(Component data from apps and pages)
• • • •

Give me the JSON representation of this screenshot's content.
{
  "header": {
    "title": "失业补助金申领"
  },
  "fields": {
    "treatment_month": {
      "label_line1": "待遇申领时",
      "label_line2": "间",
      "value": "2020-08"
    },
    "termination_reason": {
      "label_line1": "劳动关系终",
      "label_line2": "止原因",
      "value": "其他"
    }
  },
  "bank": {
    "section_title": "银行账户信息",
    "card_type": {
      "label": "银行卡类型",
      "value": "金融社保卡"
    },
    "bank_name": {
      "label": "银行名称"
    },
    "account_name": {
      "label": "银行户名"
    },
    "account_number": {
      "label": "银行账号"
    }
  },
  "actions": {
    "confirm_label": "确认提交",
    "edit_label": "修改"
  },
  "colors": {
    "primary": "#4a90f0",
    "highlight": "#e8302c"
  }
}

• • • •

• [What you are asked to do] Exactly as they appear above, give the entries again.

• [Task response]
Give me the JSON representation of this screenshot's content.
{
  "header": {
    "title": "失业补助金申领"
  },
  "fields": {
    "treatment_month": {
      "label_line1": "待遇申领时",
      "label_line2": "间",
      "value": "2020-08"
    },
    "termination_reason": {
      "label_line1": "劳动关系终",
      "label_line2": "止原因",
      "value": "其他"
    }
  },
  "bank": {
    "section_title": "银行账户信息",
    "card_type": {
      "label": "银行卡类型",
      "value": "金融社保卡"
    },
    "bank_name": {
      "label": "银行名称"
    },
    "account_name": {
      "label": "银行户名"
    },
    "account_number": {
      "label": "银行账号"
    }
  },
  "actions": {
    "confirm_label": "确认提交",
    "edit_label": "修改"
  },
  "colors": {
    "primary": "#4a90f0",
    "highlight": "#e8302c"
  }
}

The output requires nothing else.